There were numerous other games in the Greek world, notably at Athens, but for 1300 years beginning in 732 BC and continuing until they were closed down by the Christians, the Olympic games were the best. At first they were essentially local, but by studying the lists of the victors and their home towns we can track the course of the Olympics. The expansion begins sometime after 732 BC, when Athenian names begin to appear; then in the 6th century BC it suddenly opens up, and participants come from the Greek settlements overseas, in Sicily and Italy and from Asia Minor and around the Black Sea. Many of them constructed treasuries at Olympia which became the link with their old homelands. Following the conquests of Alexander, there is an emphasis on the eastern empire which is consolidated even further in the 2nd century AD, when the Roman influence finally engulfed the games and they became properly organised.
He describes the games themselves as a ‘programme of agony’ – a nice pun, because ‘agon’ in Greek means games, and the games are agony. You arrive a month beforehand, undergo the official scrutiny, and prepare for the games themselves: the chariot racing, the pentathlon, the foot races, the heavy contests of boxing and wrestling, and finally the race in armour: all interspersed with sacred rites and processions, and concluding with the grand banquet. The most important of all was the pentathlon, the five sports of running, jumping, discus throwing, javelin throwing and finally wrestling.
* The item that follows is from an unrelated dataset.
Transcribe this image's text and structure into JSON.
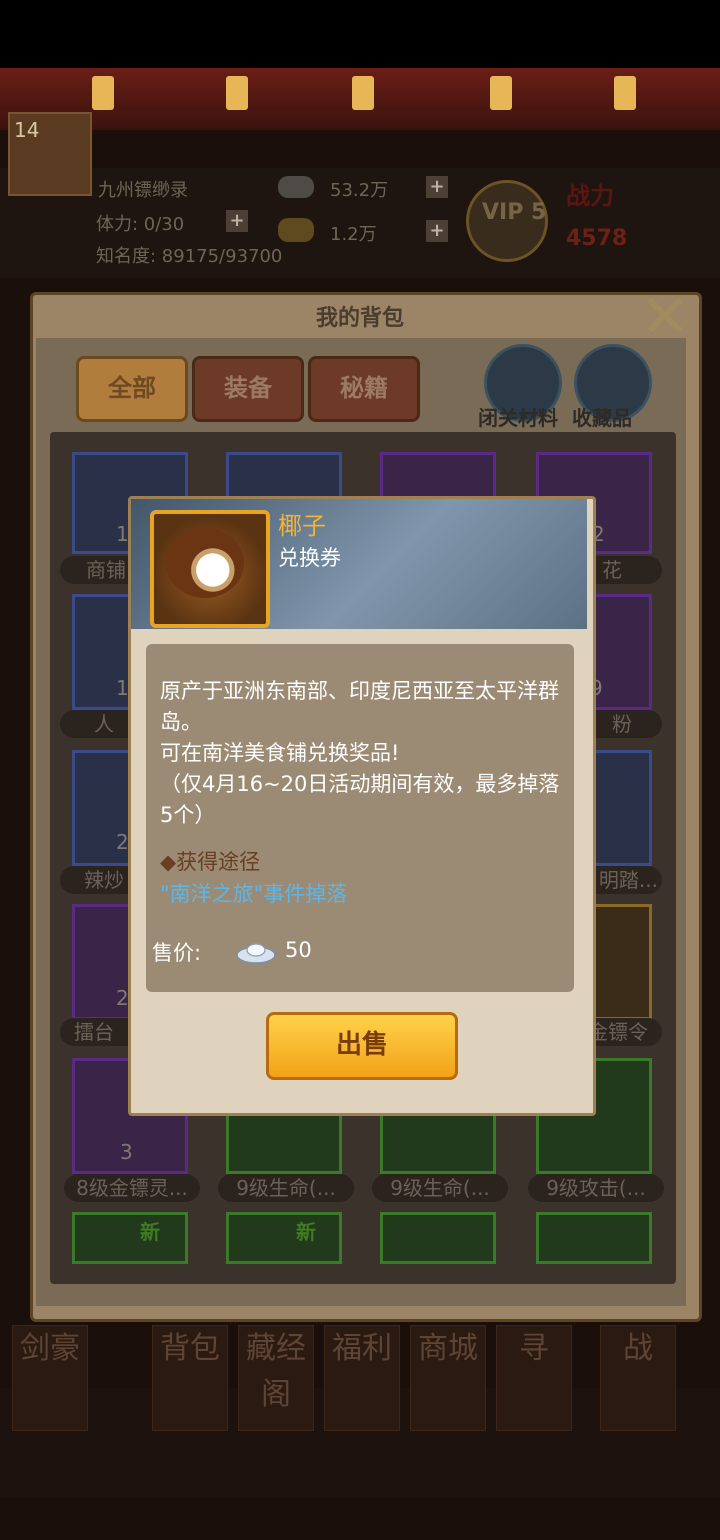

The publicity for the book rather concentrates on the fact that the Olympics were all about winning; this is indeed true – there were no prizes for coming second, as there were at the Panathenaic games. But the award for winning was a simple crown of olive leaves – laurels were awarded at Delphi – though the real rewards came at home, where the winners were often given gifts of amphorae of olive oil, or free attendance at the theatre for life. In practice, the best rewards were more elusive: the best of all was to have an ode written in your honour by one of the top ode-writers, preferably Pindar (and it was the ode-writers who really clocked up the money); or you could have your statue made – there was a big business in making statues of victors. Be careful, though: fines were levied on those who cheated or offered bribes, and the money was used to set up statues to Zanes (a sort of anti-Zeus): no less than 16 statue bases have been found at Olympia.
Nigel Spivey is essentially a classicist who concentrates on the written word, notably Pausanius and his guide book to the Greek world, and the numerous inscriptions. He then looks to mythology which he is always keen to interpret, and only after that does he come to the archaeological remains. However, as a classicist he is spared from the archaeological vice of writing in turgid jargon. The book is beautifully written with a splendid turn of phrase: the Games are described as ‘War minus the shooting’, and I loved too his description of Achilles ‘who no warrior could match in his capacity for multiple homicide’.
This little book is cheaply printed and thus the numerous illustrations are all somewhat drab: it needs, surely, to be re-printed in a ‘popular’ version with proper colour illustrations. But this is a splendid introduction to the ancient Olympics with an excellent final chapter on their afterlife in modern times
This article is an extract from the full article published in World Archaeology Issue 6. Click here to subscribe